I added a case the other day of a missing twelve-year-old boy (he’d now be fourteen) who “may be in the company of an adult male.” When I was doing my research for the write-up I found some Facebook comments identifying the adult male in question by name, with a picture of him, and saying who the man is in relation to the missing boy.

But I can’t really rely on social media gossip for something like that, lest the Facebook comments are incorrect. If I did post the info and it’s wrong, it could muck up the investigation and I could potentially get sued into oblivion by the man in question for wrongfully accusing him of kidnapping a child. So on Charley it just says “adult male.”

But if I found those Facebook comments, you, dear reader, probably can too. I’m just saying.

MP of the week: Clayton McCarter

This week’s featured missing person is Clayton Lynn McCarter, a 15-year-old boy who disappeared from the Potter Children’s Home in Bowling Green, Kentucky on January 15, 2014. He and another resident of the facility, 13-year-old Rodney Michael “Mikey” Scott, reportedly ran away together and haven’t been seen since.
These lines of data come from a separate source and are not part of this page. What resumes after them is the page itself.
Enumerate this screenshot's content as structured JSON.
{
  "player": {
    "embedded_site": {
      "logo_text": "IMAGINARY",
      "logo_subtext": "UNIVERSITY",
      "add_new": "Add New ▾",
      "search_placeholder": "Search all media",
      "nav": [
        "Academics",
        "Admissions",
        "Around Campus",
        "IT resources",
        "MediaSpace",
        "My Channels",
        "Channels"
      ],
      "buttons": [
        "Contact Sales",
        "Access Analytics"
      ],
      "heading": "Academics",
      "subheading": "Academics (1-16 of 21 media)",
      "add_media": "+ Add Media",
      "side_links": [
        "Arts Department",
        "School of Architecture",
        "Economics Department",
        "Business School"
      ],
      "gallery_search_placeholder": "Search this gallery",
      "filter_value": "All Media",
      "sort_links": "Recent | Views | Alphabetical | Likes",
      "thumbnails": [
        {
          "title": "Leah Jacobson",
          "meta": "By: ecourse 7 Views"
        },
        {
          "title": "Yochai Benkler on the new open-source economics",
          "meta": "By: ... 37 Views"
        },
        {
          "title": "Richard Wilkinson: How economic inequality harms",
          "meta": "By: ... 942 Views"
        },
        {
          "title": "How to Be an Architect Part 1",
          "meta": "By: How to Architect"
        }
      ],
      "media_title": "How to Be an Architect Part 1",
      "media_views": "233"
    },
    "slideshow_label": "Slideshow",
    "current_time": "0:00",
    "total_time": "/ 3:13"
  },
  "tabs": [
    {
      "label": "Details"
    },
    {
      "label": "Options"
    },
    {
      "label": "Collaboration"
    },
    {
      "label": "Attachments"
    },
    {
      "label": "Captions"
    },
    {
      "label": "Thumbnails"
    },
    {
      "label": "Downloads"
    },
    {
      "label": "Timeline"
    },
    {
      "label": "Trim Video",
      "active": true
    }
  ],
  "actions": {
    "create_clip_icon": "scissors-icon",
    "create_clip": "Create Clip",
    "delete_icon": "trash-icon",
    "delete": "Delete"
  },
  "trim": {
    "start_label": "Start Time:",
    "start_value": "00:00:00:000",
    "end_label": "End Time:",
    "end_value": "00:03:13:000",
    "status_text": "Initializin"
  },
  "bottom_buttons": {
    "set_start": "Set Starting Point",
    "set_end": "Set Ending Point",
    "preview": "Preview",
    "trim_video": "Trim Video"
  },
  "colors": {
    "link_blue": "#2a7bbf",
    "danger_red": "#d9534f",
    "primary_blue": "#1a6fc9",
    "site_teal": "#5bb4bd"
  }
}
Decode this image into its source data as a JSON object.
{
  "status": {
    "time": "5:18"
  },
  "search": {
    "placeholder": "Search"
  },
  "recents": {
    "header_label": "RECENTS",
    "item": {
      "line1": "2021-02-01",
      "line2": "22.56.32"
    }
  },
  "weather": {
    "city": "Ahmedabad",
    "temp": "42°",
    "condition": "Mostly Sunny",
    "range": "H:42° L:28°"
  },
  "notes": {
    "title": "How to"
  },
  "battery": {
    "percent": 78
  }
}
Although the boys did apparently leave on their own and are still listed as runaways, there is significant reason to be concerned here: both boys left without any shoes, and Clayton has ADHD and oppositional defiant disorder, and is also mentally disabled with the capacity of a five-year-old. These were quite vulnerable boys. Less is known about Rodney, but Clayton’s disabilities make it unlikely that he could have survived on his own for even a week or two, never mind eight years and counting.

Clayton is white, 5’11 and 160 pounds, with brown hair and blue eyes and a pierced left ear, though he wasn’t wearing an earring at the time of his disappearance. Rodney, also white, is 5’4 and 110 to 120 pounds, and has brown hair and brown eyes. He has a small birthmark on his forehead. Clayton was last seen wearing a t-shirt over a collared shirt, pajama pants and socks. Rodney was wearing a black jacket and socks; I’ve got no info on his pants.

Erin Foster and Jeremy Bechtel located

To the surprise of no one, the remains of missing teens Erin Leigh Foster, 18, and Jeremy Lee Bechtel, 17, have been identified inside the wreckage of Erin’s car, which was found in 13 feet of water in a local river near Sparta, Tennessee. Per the article, the car was “almost completely intact” and it looks like they just ran off the road, poor kids.

It’s been 22 years in April, and I’m sure their families are relieved that they’ve found answers. May Erin and Jeremy rest in peace.

I’m feeling a lot better today.